Try it: Within the records below, find the line containing "Read all visible content and emit it as JSON.". Reproduce it and each line after it exactly, and nothing else.

Excerpted data:

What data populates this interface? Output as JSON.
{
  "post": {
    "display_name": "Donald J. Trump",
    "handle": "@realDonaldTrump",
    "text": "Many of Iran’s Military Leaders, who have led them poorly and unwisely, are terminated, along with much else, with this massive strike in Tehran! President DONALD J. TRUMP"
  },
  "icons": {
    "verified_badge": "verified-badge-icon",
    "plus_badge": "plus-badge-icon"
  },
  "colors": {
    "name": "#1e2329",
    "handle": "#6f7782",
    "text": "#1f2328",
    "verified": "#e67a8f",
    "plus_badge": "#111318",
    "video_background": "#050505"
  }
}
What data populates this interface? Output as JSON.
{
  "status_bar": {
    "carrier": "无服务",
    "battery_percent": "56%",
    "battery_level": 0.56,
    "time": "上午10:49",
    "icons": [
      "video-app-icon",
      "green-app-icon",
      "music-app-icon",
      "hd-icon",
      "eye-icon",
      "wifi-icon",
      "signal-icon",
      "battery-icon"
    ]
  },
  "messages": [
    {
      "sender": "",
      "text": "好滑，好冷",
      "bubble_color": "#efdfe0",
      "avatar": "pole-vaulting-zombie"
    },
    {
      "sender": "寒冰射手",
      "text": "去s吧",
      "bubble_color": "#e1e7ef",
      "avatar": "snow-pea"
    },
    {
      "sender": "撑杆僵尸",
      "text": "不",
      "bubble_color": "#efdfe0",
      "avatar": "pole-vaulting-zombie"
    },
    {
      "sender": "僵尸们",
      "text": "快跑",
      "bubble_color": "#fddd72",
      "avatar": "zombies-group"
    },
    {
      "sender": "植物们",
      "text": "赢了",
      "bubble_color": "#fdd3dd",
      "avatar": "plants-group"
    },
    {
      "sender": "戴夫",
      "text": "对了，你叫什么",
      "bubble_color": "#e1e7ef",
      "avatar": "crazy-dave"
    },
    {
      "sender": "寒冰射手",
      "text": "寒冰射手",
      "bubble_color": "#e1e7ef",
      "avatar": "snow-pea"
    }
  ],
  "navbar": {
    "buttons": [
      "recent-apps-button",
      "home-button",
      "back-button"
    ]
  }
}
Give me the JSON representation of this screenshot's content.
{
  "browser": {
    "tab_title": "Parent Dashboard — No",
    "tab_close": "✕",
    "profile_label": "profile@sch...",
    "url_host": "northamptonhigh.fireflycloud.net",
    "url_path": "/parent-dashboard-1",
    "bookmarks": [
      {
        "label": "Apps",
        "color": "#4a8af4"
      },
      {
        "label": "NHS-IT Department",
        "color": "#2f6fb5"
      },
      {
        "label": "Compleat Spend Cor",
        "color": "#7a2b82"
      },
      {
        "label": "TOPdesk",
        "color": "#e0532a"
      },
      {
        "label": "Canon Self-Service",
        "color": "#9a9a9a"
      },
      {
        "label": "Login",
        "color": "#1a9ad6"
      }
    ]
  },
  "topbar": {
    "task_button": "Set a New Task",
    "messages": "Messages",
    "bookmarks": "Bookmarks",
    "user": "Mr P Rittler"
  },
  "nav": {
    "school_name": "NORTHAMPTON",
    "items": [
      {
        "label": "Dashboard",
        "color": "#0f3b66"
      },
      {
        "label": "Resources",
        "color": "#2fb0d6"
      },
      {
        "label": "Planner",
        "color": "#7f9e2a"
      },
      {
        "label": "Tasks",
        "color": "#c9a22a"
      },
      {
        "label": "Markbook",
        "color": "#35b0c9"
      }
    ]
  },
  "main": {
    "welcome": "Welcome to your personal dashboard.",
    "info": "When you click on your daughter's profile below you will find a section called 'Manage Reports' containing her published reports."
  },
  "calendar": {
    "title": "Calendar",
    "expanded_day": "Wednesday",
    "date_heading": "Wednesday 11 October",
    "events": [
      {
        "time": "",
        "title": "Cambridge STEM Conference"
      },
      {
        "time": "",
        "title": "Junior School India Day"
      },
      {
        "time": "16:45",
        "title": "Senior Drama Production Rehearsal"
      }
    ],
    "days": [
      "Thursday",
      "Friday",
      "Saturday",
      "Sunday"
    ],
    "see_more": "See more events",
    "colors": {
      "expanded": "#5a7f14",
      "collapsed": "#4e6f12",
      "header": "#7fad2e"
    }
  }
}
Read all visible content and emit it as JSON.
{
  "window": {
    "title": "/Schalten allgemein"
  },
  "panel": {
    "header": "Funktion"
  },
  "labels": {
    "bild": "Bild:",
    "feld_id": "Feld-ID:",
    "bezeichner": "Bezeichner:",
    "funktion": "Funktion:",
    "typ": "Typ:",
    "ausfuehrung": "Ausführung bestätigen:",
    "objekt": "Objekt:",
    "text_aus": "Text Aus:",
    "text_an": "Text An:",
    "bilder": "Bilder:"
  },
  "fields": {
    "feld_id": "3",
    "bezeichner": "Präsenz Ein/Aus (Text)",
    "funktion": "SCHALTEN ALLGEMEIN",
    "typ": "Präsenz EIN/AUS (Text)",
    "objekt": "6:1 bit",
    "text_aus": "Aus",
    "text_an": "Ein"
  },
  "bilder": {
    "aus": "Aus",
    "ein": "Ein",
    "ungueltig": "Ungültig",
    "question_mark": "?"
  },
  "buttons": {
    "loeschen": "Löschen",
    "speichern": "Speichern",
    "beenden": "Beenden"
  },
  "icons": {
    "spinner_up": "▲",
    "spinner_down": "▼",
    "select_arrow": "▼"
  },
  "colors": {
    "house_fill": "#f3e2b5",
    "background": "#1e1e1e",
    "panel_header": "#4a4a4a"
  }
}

Answer below:
Read all visible content and emit it as JSON.
{
  "window": {
    "title": "/Schalten allgemein"
  },
  "panel": {
    "header": "Funktion"
  },
  "labels": {
    "bild": "Bild:",
    "feld_id": "Feld-ID:",
    "bezeichner": "Bezeichner:",
    "funktion": "Funktion:",
    "typ": "Typ:",
    "ausfuehrung": "Ausführung bestätigen:",
    "objekt": "Objekt:",
    "text_aus": "Text Aus:",
    "text_an": "Text An:",
    "bilder": "Bilder:"
  },
  "fields": {
    "feld_id": "3",
    "bezeichner": "Präsenz Ein/Aus (Text)",
    "funktion": "SCHALTEN ALLGEMEIN",
    "typ": "Präsenz EIN/AUS (Text)",
    "objekt": "6:1 bit",
    "text_aus": "Aus",
    "text_an": "Ein"
  },
  "bilder": {
    "aus": "Aus",
    "ein": "Ein",
    "ungueltig": "Ungültig",
    "question_mark": "?"
  },
  "buttons": {
    "loeschen": "Löschen",
    "speichern": "Speichern",
    "beenden": "Beenden"
  },
  "icons": {
    "spinner_up": "▲",
    "spinner_down": "▼",
    "select_arrow": "▼"
  },
  "colors": {
    "house_fill": "#f3e2b5",
    "background": "#1e1e1e",
    "panel_header": "#4a4a4a"
  }
}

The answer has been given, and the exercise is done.